Gorman was approached two years ago by Belinda Cook, manager of Mangkaja Arts Resource, about the concept.
Assisted by the Copyright Agency, the benchmark licensing agreement was negotiated and vetted at every stage by the arts centre’s board, artists and community.
“This licence is an example of best practice as we worked with both Mangkaja and Gorman to respectfully negotiate fair and reasonable licensing fees,” the agency’s chief executive Adam Suckling said.
“We made sure terms, conditions, attributions, and acknowledgment of the artists were negotiated to protect the artist and the reproduction of the artwork.
“And crucially, we ensured the artists had approval throughout the whole process, from concept to in-store delivery, and the approach to promotion via online platforms and social media.”

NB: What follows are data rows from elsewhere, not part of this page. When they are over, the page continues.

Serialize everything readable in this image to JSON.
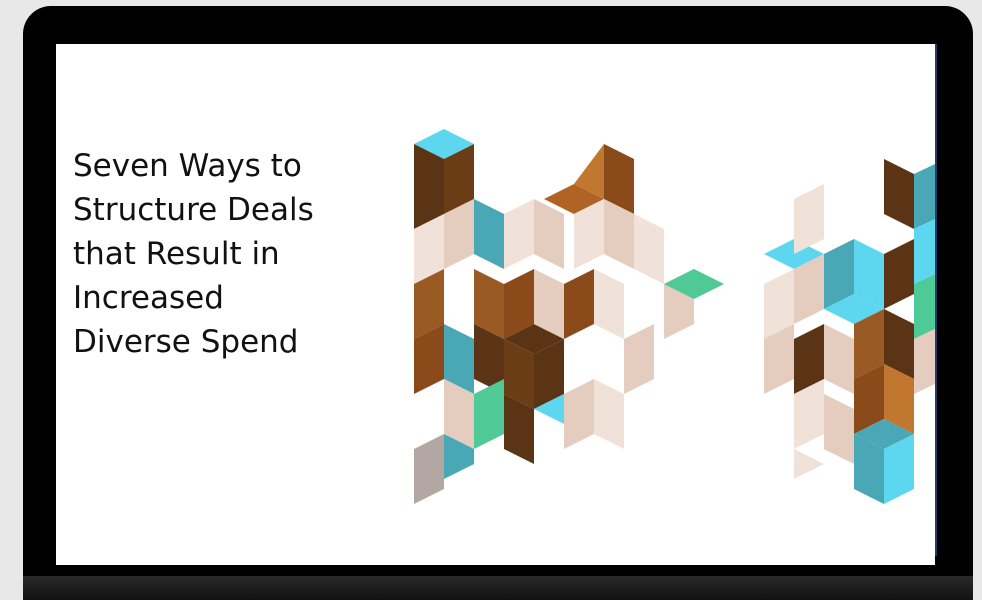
{
  "slide": {
    "title_lines": [
      "Seven Ways to",
      "Structure Deals",
      "that Result in",
      "Increased",
      "Diverse Spend"
    ]
  },
  "colors": {
    "device_frame": "#000000",
    "slide_background": "#ffffff",
    "title_text": "#111111",
    "pattern_dark_brown": "#5a3414",
    "pattern_brown": "#9a5a24",
    "pattern_tan": "#e4cdbf",
    "pattern_light_tan": "#f0e2d8",
    "pattern_cyan": "#5dd6ef",
    "pattern_teal": "#4aa7b5",
    "pattern_green": "#4fc996",
    "pattern_gray": "#b3a7a3"
  },
  "decoration": {
    "pattern_icon": "geometric-cube-pattern"
  }
}
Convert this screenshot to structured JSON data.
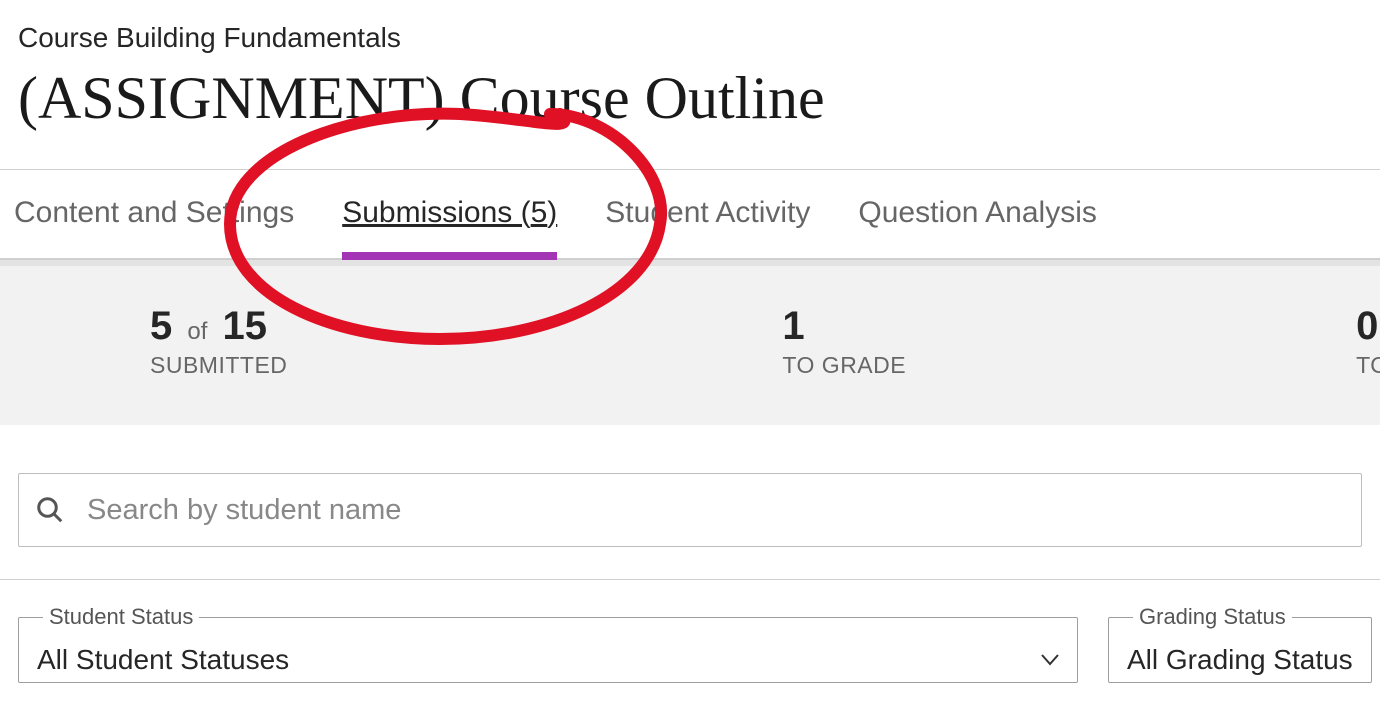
{
  "course_name": "Course Building Fundamentals",
  "page_title": "(ASSIGNMENT) Course Outline",
  "tabs": {
    "content": "Content and Settings",
    "submissions_prefix": "Submissions (",
    "submissions_count": "5",
    "submissions_suffix": ")",
    "student_activity": "Student Activity",
    "question_analysis": "Question Analysis"
  },
  "stats": {
    "submitted_count": "5",
    "submitted_of": "of",
    "submitted_total": "15",
    "submitted_label": "SUBMITTED",
    "to_grade_count": "1",
    "to_grade_label": "TO GRADE",
    "to_post_count": "0",
    "to_post_label": "TO P"
  },
  "search": {
    "placeholder": "Search by student name"
  },
  "filters": {
    "student_status_legend": "Student Status",
    "student_status_value": "All Student Statuses",
    "grading_status_legend": "Grading Status",
    "grading_status_value": "All Grading Status"
  }
}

Gorman has produced collections with more than 80 local and international contemporary artists, designers and creators but never with Indigenous artists.
“I’ve had always had a fascination with Indigenous artwork,” Gorman says. “I have pieces of it and I love the texture and patterns. I spent some time on the Tiwi islands which is when I first got into it. But I was hesitant because of the cultural sensitivities and worried whether I would be able to pull it off or get criticism for cultural misappropriation.”
The agreement recognises the cultural significance and authenticity of the senior Indigenous artists from Mangkaja Arts, according to Belinda Cook, manager of Mangkaja Arts Resource says.
“It highlights the commitment to fair and ethical practice,” she says. “These key areas are written into the agreement as core values for the project.”
The undisclosed financial agreement sets out payment deadlines for artists, amounts that recognise their calibre as contemporary artists recognised nationally and internationally whose works are held in private and public collections.
Participating artists are May, Sonia Kurarra and Daisy Japulija, sisters from Noonkanbah, Nada Rawlins, also from the Great Sandy Desert and Lisa Uhl, who died from kidney failure before seeing the final collection.
May had artistic control over the representation of his three artworks along with all others that feature in the collection.
The artists receive full credit on neck labels and swing tags, and in all marketing material, as well as access to stock from their own clothing ranges to share with their families.
In addition, Gorman has pledged to give training and professional development opportunities in modeling, hair and makeup and photography to Indigenous youth.
Girls from Fitzroy Crossing will model the collection in the official marketing campaign and for the runway launch at Darwin Aboriginal Art Fair, Country to Couture.
May is happy with the result: “We talked about this, we worked on this for a long time before anything happened. We did this the right way. The way things happened was all alright, nothing was stolen. This was my idea and I want it to run for a long time, I want it to have an impact.”
Linda Morris is an arts and books writer at The Sydney Morning Herald